## Work instructions
Copy out the records in full, word for word, without pictures.

- - -

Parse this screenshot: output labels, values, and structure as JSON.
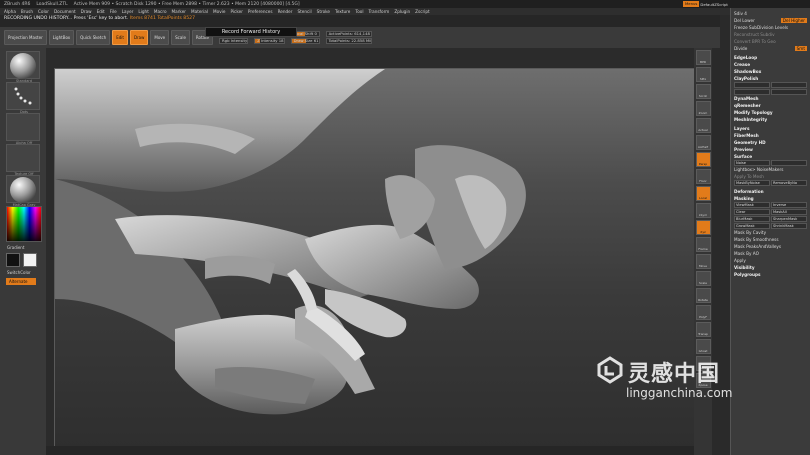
{
  "titlebar": {
    "app": "ZBrush 4R6",
    "doc": "LoadSkull.ZTL",
    "stats": "Active Mem 909 • Scratch Disk 1290 • Free Mem 2898 • Timer 2.623 • Mem 2120 [4080000] [4.5G]",
    "menus_btn": "Menus",
    "script": "DefaultZScript"
  },
  "menubar": [
    "Alpha",
    "Brush",
    "Color",
    "Document",
    "Draw",
    "Edit",
    "File",
    "Layer",
    "Light",
    "Macro",
    "Marker",
    "Material",
    "Movie",
    "Picker",
    "Preferences",
    "Render",
    "Stencil",
    "Stroke",
    "Texture",
    "Tool",
    "Transform",
    "Zplugin",
    "Zscript"
  ],
  "status": {
    "message": "RECORDING UNDO HISTORY... Press 'Esc' key to abort.",
    "counts": "Items 8741  TotalPoints 8527"
  },
  "shelf": {
    "projection": "Projection Master",
    "lightbox": "LightBox",
    "quicksketch": "Quick Sketch",
    "edit": "Edit",
    "draw": "Draw",
    "move": "Move",
    "scale": "Scale",
    "rotate": "Rotate",
    "mrgb": "Mrgb",
    "rgb": "Rgb",
    "m": "M",
    "zadd": "Zadd",
    "zsub": "Zsub",
    "zcut": "Zcut",
    "rgb_intensity": "Rgb Intensity",
    "z_intensity": "Z Intensity 18",
    "focal_shift": "Focal Shift 0",
    "draw_size": "Draw Size 61",
    "active_points": "ActivePoints: 614,148",
    "total_points": "TotalPoints: 22.858 Mil"
  },
  "record_tip": "Record Forward History",
  "left": {
    "brush_label": "Standard",
    "stroke_label": "Dots",
    "alpha_label": "Alpha Off",
    "texture_label": "Texture Off",
    "material_label": "MatCap Gray",
    "gradient": "Gradient",
    "switch_color": "SwitchColor",
    "alternate": "Alternate"
  },
  "right_tools": [
    "BPR",
    "SPix",
    "Scroll",
    "Zoom",
    "Actual",
    "AAHalf",
    "Persp",
    "Floor",
    "Local",
    "LSym",
    "Xyz",
    "Frame",
    "Move",
    "Scale",
    "Rotate",
    "PolyF",
    "Transp",
    "Ghost",
    "Solo",
    "Xpose"
  ],
  "right_panel": {
    "top": [
      {
        "label": "Sdiv 4",
        "tag": ""
      },
      {
        "label": "Del Lower",
        "tag": "Del Higher"
      },
      {
        "label": "Freeze SubDivision Levels",
        "tag": ""
      },
      {
        "label": "Reconstruct Subdiv",
        "tag": ""
      },
      {
        "label": "Convert BPR To Geo",
        "tag": ""
      },
      {
        "label": "Divide",
        "tag": "Smt"
      }
    ],
    "sections": [
      "EdgeLoop",
      "Crease",
      "ShadowBox",
      "ClayPolish",
      "DynaMesh",
      "qRemesher",
      "Modify Topology",
      "MeshIntegrity",
      "Layers",
      "FiberMesh",
      "Geometry HD",
      "Preview",
      "Surface",
      "Deformation",
      "Masking"
    ],
    "surface": {
      "noise": "Noise",
      "lightbox_noise": "Lightbox> NoiseMakers",
      "apply": "Apply To Mesh",
      "mask_uv": "MaskByNoise",
      "remove": "RemoveByNo"
    },
    "masking": [
      [
        "ViewMask",
        "Inverse"
      ],
      [
        "Clear",
        "MaskAll"
      ],
      [
        "BlurMask",
        "SharpenMask"
      ],
      [
        "GrowMask",
        "ShrinkMask"
      ]
    ],
    "bottom": [
      "Mask By Cavity",
      "Mask By Smoothness",
      "Mask PeaksAndValleys",
      "Mask By AO",
      "Apply",
      "Visibility",
      "Polygroups"
    ]
  },
  "watermark": {
    "name": "灵感中国",
    "url": "lingganchina.com"
  },
  "colors": {
    "accent": "#e27b1a",
    "panel": "#3b3b3b",
    "bg": "#2a2a2a"
  }
}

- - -

## Result for this task
Parse this screenshot: output labels, values, and structure as JSON.
{
  "titlebar": {
    "app": "ZBrush 4R6",
    "doc": "LoadSkull.ZTL",
    "stats": "Active Mem 909 • Scratch Disk 1290 • Free Mem 2898 • Timer 2.623 • Mem 2120 [4080000] [4.5G]",
    "menus_btn": "Menus",
    "script": "DefaultZScript"
  },
  "menubar": [
    "Alpha",
    "Brush",
    "Color",
    "Document",
    "Draw",
    "Edit",
    "File",
    "Layer",
    "Light",
    "Macro",
    "Marker",
    "Material",
    "Movie",
    "Picker",
    "Preferences",
    "Render",
    "Stencil",
    "Stroke",
    "Texture",
    "Tool",
    "Transform",
    "Zplugin",
    "Zscript"
  ],
  "status": {
    "message": "RECORDING UNDO HISTORY... Press 'Esc' key to abort.",
    "counts": "Items 8741  TotalPoints 8527"
  },
  "shelf": {
    "projection": "Projection Master",
    "lightbox": "LightBox",
    "quicksketch": "Quick Sketch",
    "edit": "Edit",
    "draw": "Draw",
    "move": "Move",
    "scale": "Scale",
    "rotate": "Rotate",
    "mrgb": "Mrgb",
    "rgb": "Rgb",
    "m": "M",
    "zadd": "Zadd",
    "zsub": "Zsub",
    "zcut": "Zcut",
    "rgb_intensity": "Rgb Intensity",
    "z_intensity": "Z Intensity 18",
    "focal_shift": "Focal Shift 0",
    "draw_size": "Draw Size 61",
    "active_points": "ActivePoints: 614,148",
    "total_points": "TotalPoints: 22.858 Mil"
  },
  "record_tip": "Record Forward History",
  "left": {
    "brush_label": "Standard",
    "stroke_label": "Dots",
    "alpha_label": "Alpha Off",
    "texture_label": "Texture Off",
    "material_label": "MatCap Gray",
    "gradient": "Gradient",
    "switch_color": "SwitchColor",
    "alternate": "Alternate"
  },
  "right_tools": [
    "BPR",
    "SPix",
    "Scroll",
    "Zoom",
    "Actual",
    "AAHalf",
    "Persp",
    "Floor",
    "Local",
    "LSym",
    "Xyz",
    "Frame",
    "Move",
    "Scale",
    "Rotate",
    "PolyF",
    "Transp",
    "Ghost",
    "Solo",
    "Xpose"
  ],
  "right_panel": {
    "top": [
      {
        "label": "Sdiv 4",
        "tag": ""
      },
      {
        "label": "Del Lower",
        "tag": "Del Higher"
      },
      {
        "label": "Freeze SubDivision Levels",
        "tag": ""
      },
      {
        "label": "Reconstruct Subdiv",
        "tag": ""
      },
      {
        "label": "Convert BPR To Geo",
        "tag": ""
      },
      {
        "label": "Divide",
        "tag": "Smt"
      }
    ],
    "sections": [
      "EdgeLoop",
      "Crease",
      "ShadowBox",
      "ClayPolish",
      "DynaMesh",
      "qRemesher",
      "Modify Topology",
      "MeshIntegrity",
      "Layers",
      "FiberMesh",
      "Geometry HD",
      "Preview",
      "Surface",
      "Deformation",
      "Masking"
    ],
    "surface": {
      "noise": "Noise",
      "lightbox_noise": "Lightbox> NoiseMakers",
      "apply": "Apply To Mesh",
      "mask_uv": "MaskByNoise",
      "remove": "RemoveByNo"
    },
    "masking": [
      [
        "ViewMask",
        "Inverse"
      ],
      [
        "Clear",
        "MaskAll"
      ],
      [
        "BlurMask",
        "SharpenMask"
      ],
      [
        "GrowMask",
        "ShrinkMask"
      ]
    ],
    "bottom": [
      "Mask By Cavity",
      "Mask By Smoothness",
      "Mask PeaksAndValleys",
      "Mask By AO",
      "Apply",
      "Visibility",
      "Polygroups"
    ]
  },
  "watermark": {
    "name": "灵感中国",
    "url": "lingganchina.com"
  },
  "colors": {
    "accent": "#e27b1a",
    "panel": "#3b3b3b",
    "bg": "#2a2a2a"
  }
}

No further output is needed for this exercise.